Thursday, May 03, 2007

Gold Stocks - Trade Idea Part 2

Last time, I talked about naked put selling on gold stocks that you wouldn't mind owning. Let's assume, following the earlier example, that at the end of May you are 'put' into Barrick Gold Corp because the stock traded lower than the strike price of the put options you wrote (i.e. $30 USD).

This means that you are now the proud owner of 500 shares of ABX. What can you do? You could hold the stock and hope it goes up or you could sell the stock for a slight loss (remember, it must be less than $30 because you were 'put' into the stock). Alternatively, you could write covered calls on the stock.

So, what is a 'call'? A call option is an agreement that gives an investor the right (but not the obligation) to buy a stock (or some other other financial instrument) at a specified price within a specific time period. If you sell someone the right to buy stock that you own, then this is a covered call.

Imagine now that you sell 5 call contracts that expire in one months' time at the $30 strike price. Imagine that each contract is trading at $0.75. This would mean that you would receive:
  • $0.75 x 500 or $375 for selling someone the right to buy your stock in one months' time!
If at the end of next month, the stock is trading below the strike price of $30, then you keep your stock and the $375 that you made on the call options. For argument's sake, if the stock is trading at $50, you are obligated to sell your stock for $30. In other words, if on the day of expiration for your call option, ABX is trading at any price over $30, you must deliver your stock for $30.

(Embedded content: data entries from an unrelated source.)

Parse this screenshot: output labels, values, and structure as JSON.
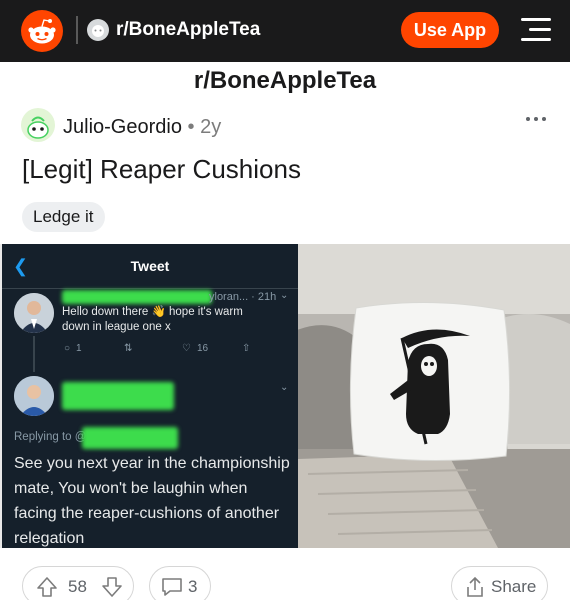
{
  "header": {
    "subreddit": "r/BoneAppleTea",
    "use_app_label": "Use App",
    "icons": [
      "reddit-logo-icon",
      "subreddit-icon",
      "menu-icon"
    ]
  },
  "page_heading": "r/BoneAppleTea",
  "post": {
    "author": "Julio-Geordio",
    "separator": "•",
    "age": "2y",
    "title": "[Legit] Reaper Cushions",
    "flair": "Ledge it",
    "upvotes": "58",
    "comments": "3",
    "share_label": "Share"
  },
  "tweet": {
    "header_title": "Tweet",
    "first_reply": {
      "meta": "yloran... · 21h",
      "text": "Hello down there 👋 hope it's warm down in league one x",
      "likes": "16",
      "replies": "1"
    },
    "replying_to": "Replying to @",
    "second_reply_text": "See you next year in the championship mate, You won't be laughin when facing the reaper-cushions of another relegation"
  },
  "colors": {
    "topbar": "#1a1a1b",
    "accent": "#ff4500",
    "tweet_bg": "#15202b",
    "redaction": "#3ddc4c"
  }
}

Let's assume now that for one year, you write naked put options for ABX, and when you are put into the stock you write covered calls. Moreover, when you called to deliver your stock, you write naked puts for the following month. In other words, every month that goes by, you either own ABX and sell covered calls, or don't own ABX and sell naked puts.

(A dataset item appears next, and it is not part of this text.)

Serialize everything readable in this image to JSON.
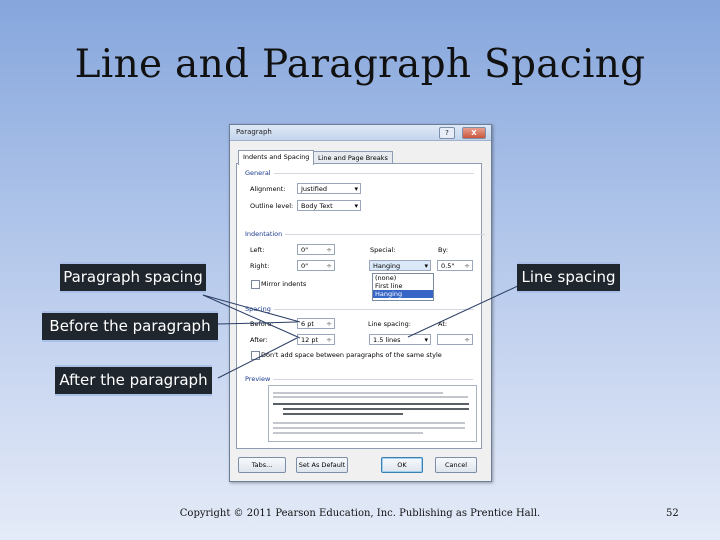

Let's also assume that your monthly premium on the option writing is approximately $0.85. Then each month, you generate about 500 x $0.85 or $425. For the year, you would generate about $5,100. Remembering that you had to initially have $15,000 in your account to cover the naked put options, you are looking at yearly rate of return of about 33%. Not too shabby!

  • I am not be liable for any investment decision made or action taken based upon the information on this page.
  • I suggest you check with a broker or financial adviser before making any stock investing decisions.
  • I am not offering financial advise, but rather commenting on widely available investment strategies.
  • Options trading can be extremely risky.
  • Finally, Caveat emptor!

No comments: